I have her standing on top of this hill because I thought it might be a kind of a fun, like artistic shot, where she has her hands up and she’s pointing up to the sky and looking up to the skies which is really, it’s really of a shot about the sky in this image. We did this and we also did a more close-up version where we had a couple of different lights which we might show you in Lighting 301, because we have actually set up a back lights on that. Lights off to camera left and you can see a little bit of that bleed there hitting the ground. You can do two things, you can feather up or you can take one shot with the light, and one shot without the light. We had to do that anyway for the purpose of the tutorial. We wanted to show you the difference between the two shots. All I did in post was I just layered the two images in Photoshop and I just removed basically, I just put this background over this one. Very simple, just mass it out and replace it so that we didn’t light bleed over that, and we just had her kind of lit up in the background. Looked nice.

Another thing you can do in Photoshop is add the shape back to the dress. The dress was hanging very flat and very, I don’t know. You can add that shape back by a little bit of liquefying and what not, if you like it, in Photoshop. Otherwise this is straight out of camera, and what you want to do with these types of shots is make sure that you are slowing things down, obviously you are slowing the shutter down, I’m not talking about the shutter speed, but slowing your shooting down to really zoom in and analyze, because you might need to do a couple of these shots before you get the results that you want. It takes a little bit of practice to get this kind of a shot and you need to tell your subject that during this time, during that duration I want to hold flawlessly still, hold your breath and count down so that your subject knows when to start and when to stop.

If you are like “Go ahead” and then she’s holding her breath and then you get your shot, and you’re looking in the back of your camera and you’re like “That’s so awesome, my shot’s so cool. This is fantastic. Oh, my gosh, that looks amazing” and you forgot to tell her to relax and all of a sudden you hear this thump, because she just passed out. Because she’s been holding her breath over there, and you forgot to … That’s an exaggeration, but seriously, let them know when you’re starting and when you’re stopping. One, you want them to be able to hold flawlessly still while the shutter is open, and 2, you want to let them relax between shots. It’s not that easy to hold that perfectly still.

That’s it for manually triggered rear curtain sync plus shutter drags. One of the key tips here, remember number one, get the camera up onto a tripod. We had our MeFOTO GlobeTrotter that we stuck this one. Number 2, when it comes to focusing, use your live view and zoom in. It’s very simple. What I’ll do is I’ll use my live view, I’ll zoom in, I’ll manually adjust the focus and then lock the focus to manual so it’s not going to change every time I press the shutter button. Next, take the flash, or take the radio off of the camera, and what you’re going to do is when you press, so number 3 is when you press your shutter release you’re going to also press the timer on the phone, so you start that timer and follow that timer.

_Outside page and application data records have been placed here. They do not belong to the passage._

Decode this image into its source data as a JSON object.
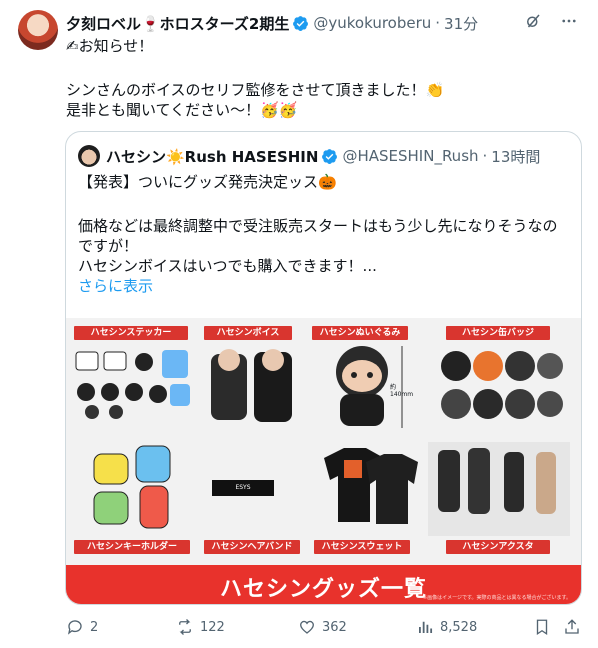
{
  "author": {
    "display_name": "夕刻ロベル🍷ホロスターズ2期生",
    "handle": "@yukokuroberu",
    "separator": "·",
    "time": "31分"
  },
  "post": {
    "lines": [
      "✍お知らせ！",
      "",
      "シンさんのボイスのセリフ監修をさせて頂きました！👏",
      "是非とも聞いてください〜！🥳🥳"
    ]
  },
  "quote": {
    "display_name": "ハセシン☀️Rush HASESHIN",
    "handle": "@HASESHIN_Rush",
    "separator": "·",
    "time": "13時間",
    "lines": [
      "【発表】ついにグッズ発売決定ッス🎃",
      "",
      "価格などは最終調整中で受注販売スタートはもう少し先になりそうなの",
      "ですが！",
      "ハセシンボイスはいつでも購入できます！..."
    ],
    "show_more": "さらに表示",
    "image": {
      "labels": {
        "sticker": "ハセシンステッカー",
        "voice": "ハセシンボイス",
        "plush": "ハセシンぬいぐるみ",
        "badge": "ハセシン缶バッジ",
        "keyholder": "ハセシンキーホルダー",
        "hairband": "ハセシンヘアバンド",
        "sweat": "ハセシンスウェット",
        "acrylic": "ハセシンアクスタ"
      },
      "plush_size": "約140mm",
      "hairband_text": "ESYS",
      "banner": "ハセシングッズ一覧",
      "note": "※画像はイメージです。実際の商品とは異なる場合がございます。"
    }
  },
  "actions": {
    "replies": "2",
    "reposts": "122",
    "likes": "362",
    "views": "8,528"
  },
  "colors": {
    "accent": "#1d9bf0",
    "promo_red": "#e8322c",
    "text_secondary": "#536471"
  }
}
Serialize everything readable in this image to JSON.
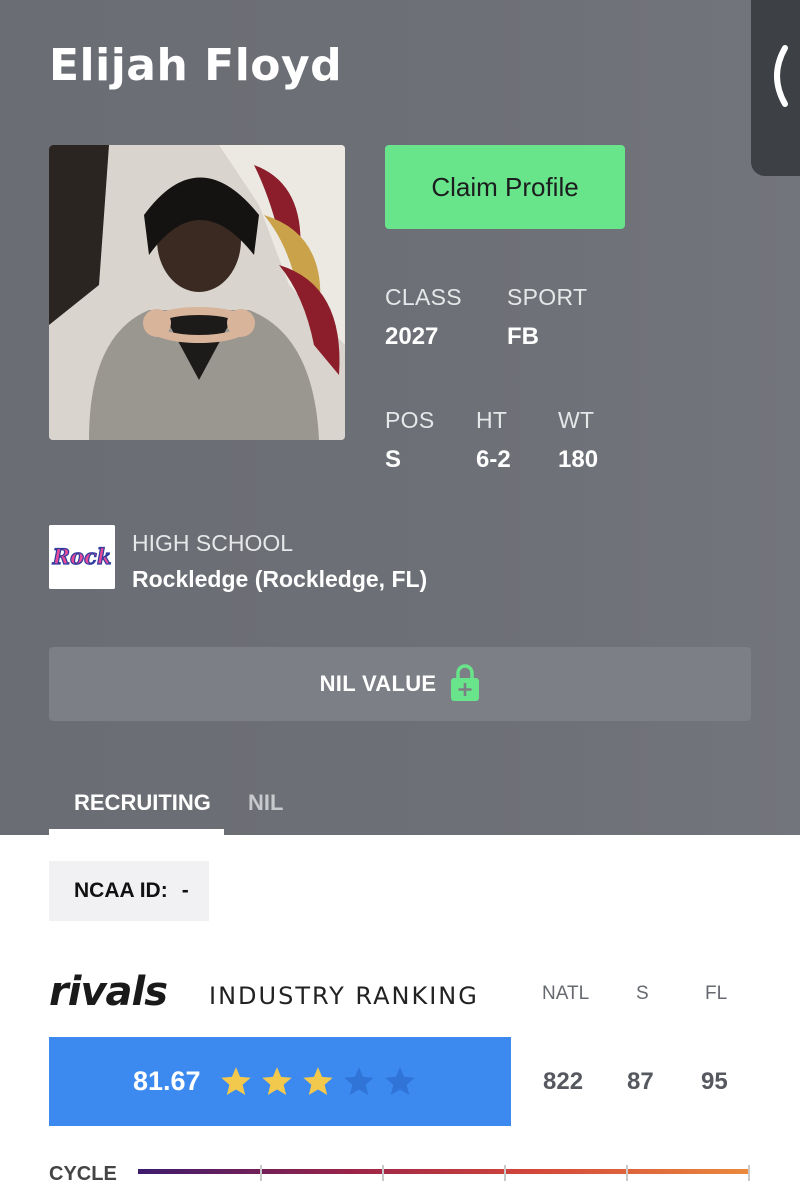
{
  "player": {
    "name": "Elijah Floyd"
  },
  "actions": {
    "claim_label": "Claim Profile"
  },
  "stats": {
    "class_label": "CLASS",
    "class_value": "2027",
    "sport_label": "SPORT",
    "sport_value": "FB",
    "pos_label": "POS",
    "pos_value": "S",
    "ht_label": "HT",
    "ht_value": "6-2",
    "wt_label": "WT",
    "wt_value": "180"
  },
  "school": {
    "label": "HIGH SCHOOL",
    "value": "Rockledge (Rockledge, FL)",
    "logo_text": "Rock"
  },
  "nil": {
    "label": "NIL VALUE",
    "icon": "lock-icon"
  },
  "tabs": [
    {
      "label": "RECRUITING",
      "active": true
    },
    {
      "label": "NIL",
      "active": false
    }
  ],
  "ncaa": {
    "label": "NCAA ID:",
    "value": "-"
  },
  "ranking": {
    "brand": "rivals",
    "title": "INDUSTRY RANKING",
    "columns": [
      "NATL",
      "S",
      "FL"
    ],
    "values": [
      "822",
      "87",
      "95"
    ],
    "score": "81.67",
    "stars": 3,
    "max_stars": 5
  },
  "cycle": {
    "label": "CYCLE"
  },
  "colors": {
    "accent_green": "#68e48a",
    "rating_blue": "#3c89f0",
    "star_filled": "#f2c94c",
    "star_empty": "#2f74d6"
  }
}
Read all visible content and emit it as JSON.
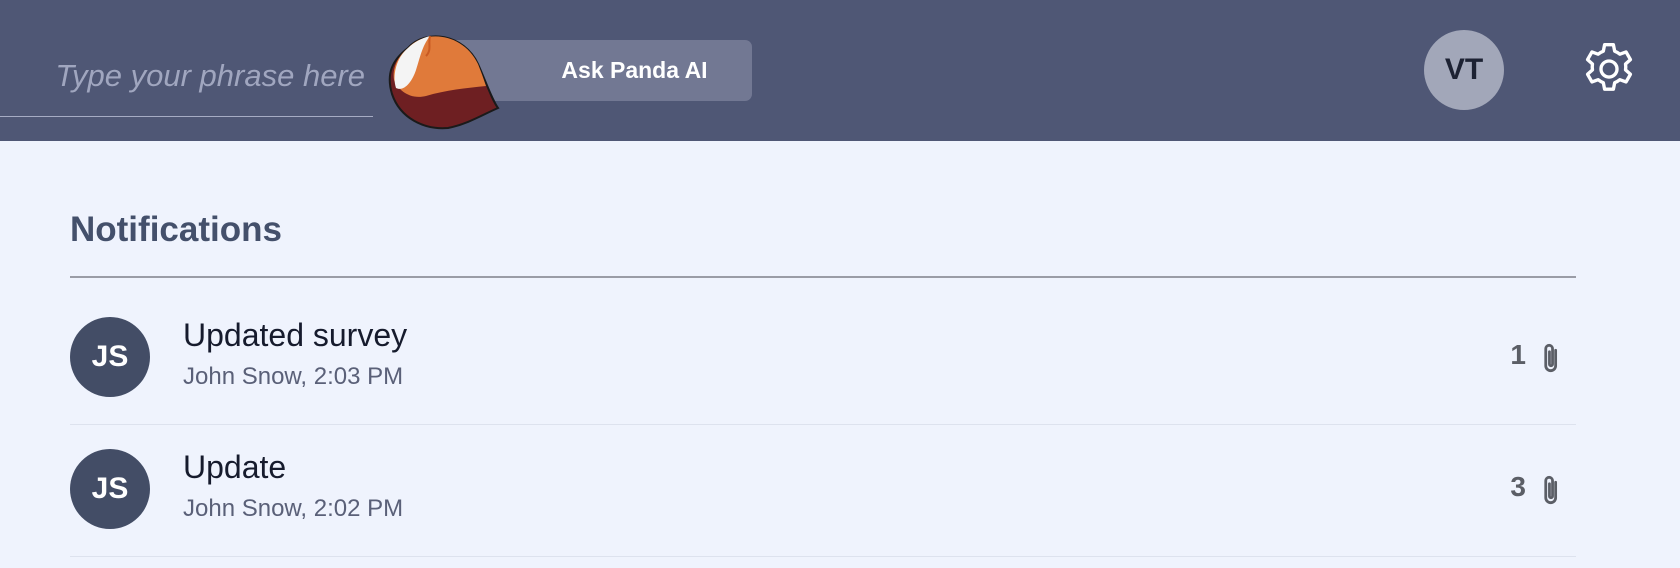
{
  "header": {
    "search": {
      "placeholder": "Type your phrase here",
      "value": ""
    },
    "ask_button_label": "Ask Panda AI",
    "logo_icon": "red-panda-tail-logo",
    "user_initials": "VT",
    "settings_icon": "gear-icon"
  },
  "notifications": {
    "title": "Notifications",
    "items": [
      {
        "initials": "JS",
        "title": "Updated survey",
        "meta": "John Snow, 2:03 PM",
        "attachments": "1",
        "attachment_icon": "paperclip-icon"
      },
      {
        "initials": "JS",
        "title": "Update",
        "meta": "John Snow, 2:02 PM",
        "attachments": "3",
        "attachment_icon": "paperclip-icon"
      }
    ]
  },
  "colors": {
    "topbar": "#4f5775",
    "page_background": "#eff3fd",
    "ask_button": "#727893",
    "user_avatar": "#a2a7b9",
    "row_avatar": "#434d66"
  }
}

Number 4, when that timer reaches the end of the shutter, you’re going to manually trigger your Pocket Wizard. Five, make sure that you look at the image. Zoom in close. Make sure that everything is good. Make sure you’ve told your subject to hold perfectly still and look for ghosting. Look to make sure that your light direction, your light quality, matches your scene, that you don’t have any weird shadows, weird highlights and so forth. Six, if you do have those things, repeat steps 1 through 5.